(Directions) Every line of the material is to be returned verbatim. Pictures stay out.

** Opening Provided records block **

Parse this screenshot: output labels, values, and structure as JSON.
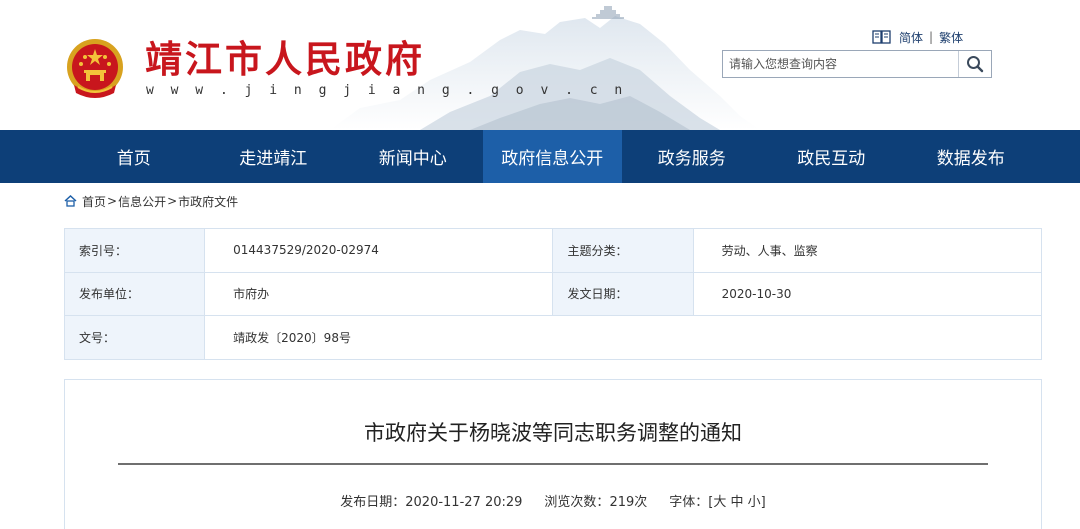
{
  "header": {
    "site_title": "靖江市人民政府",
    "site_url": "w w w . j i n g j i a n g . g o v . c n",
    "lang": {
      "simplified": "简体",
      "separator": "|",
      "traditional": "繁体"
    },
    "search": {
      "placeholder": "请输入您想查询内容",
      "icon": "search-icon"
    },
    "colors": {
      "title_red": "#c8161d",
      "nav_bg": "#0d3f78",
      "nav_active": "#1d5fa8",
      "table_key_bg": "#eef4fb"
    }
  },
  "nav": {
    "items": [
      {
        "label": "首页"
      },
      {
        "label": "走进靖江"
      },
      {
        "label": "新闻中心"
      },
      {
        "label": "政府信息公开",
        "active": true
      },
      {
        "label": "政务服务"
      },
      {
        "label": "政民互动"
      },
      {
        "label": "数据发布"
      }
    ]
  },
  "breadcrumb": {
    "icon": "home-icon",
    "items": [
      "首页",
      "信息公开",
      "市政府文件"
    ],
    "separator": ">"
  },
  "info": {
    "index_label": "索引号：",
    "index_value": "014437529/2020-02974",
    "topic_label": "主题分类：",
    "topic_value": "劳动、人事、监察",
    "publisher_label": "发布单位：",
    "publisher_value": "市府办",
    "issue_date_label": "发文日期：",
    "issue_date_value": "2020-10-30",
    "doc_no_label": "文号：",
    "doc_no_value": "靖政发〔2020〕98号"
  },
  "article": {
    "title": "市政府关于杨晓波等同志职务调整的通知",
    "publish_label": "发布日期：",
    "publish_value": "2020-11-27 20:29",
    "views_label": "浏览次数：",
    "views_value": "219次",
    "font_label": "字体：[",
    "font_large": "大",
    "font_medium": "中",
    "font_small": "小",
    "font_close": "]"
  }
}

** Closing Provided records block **

(Answer to the exercise)
Parse this screenshot: output labels, values, and structure as JSON.
{
  "header": {
    "site_title": "靖江市人民政府",
    "site_url": "w w w . j i n g j i a n g . g o v . c n",
    "lang": {
      "simplified": "简体",
      "separator": "|",
      "traditional": "繁体"
    },
    "search": {
      "placeholder": "请输入您想查询内容",
      "icon": "search-icon"
    },
    "colors": {
      "title_red": "#c8161d",
      "nav_bg": "#0d3f78",
      "nav_active": "#1d5fa8",
      "table_key_bg": "#eef4fb"
    }
  },
  "nav": {
    "items": [
      {
        "label": "首页"
      },
      {
        "label": "走进靖江"
      },
      {
        "label": "新闻中心"
      },
      {
        "label": "政府信息公开",
        "active": true
      },
      {
        "label": "政务服务"
      },
      {
        "label": "政民互动"
      },
      {
        "label": "数据发布"
      }
    ]
  },
  "breadcrumb": {
    "icon": "home-icon",
    "items": [
      "首页",
      "信息公开",
      "市政府文件"
    ],
    "separator": ">"
  },
  "info": {
    "index_label": "索引号：",
    "index_value": "014437529/2020-02974",
    "topic_label": "主题分类：",
    "topic_value": "劳动、人事、监察",
    "publisher_label": "发布单位：",
    "publisher_value": "市府办",
    "issue_date_label": "发文日期：",
    "issue_date_value": "2020-10-30",
    "doc_no_label": "文号：",
    "doc_no_value": "靖政发〔2020〕98号"
  },
  "article": {
    "title": "市政府关于杨晓波等同志职务调整的通知",
    "publish_label": "发布日期：",
    "publish_value": "2020-11-27 20:29",
    "views_label": "浏览次数：",
    "views_value": "219次",
    "font_label": "字体：[",
    "font_large": "大",
    "font_medium": "中",
    "font_small": "小",
    "font_close": "]"
  }
}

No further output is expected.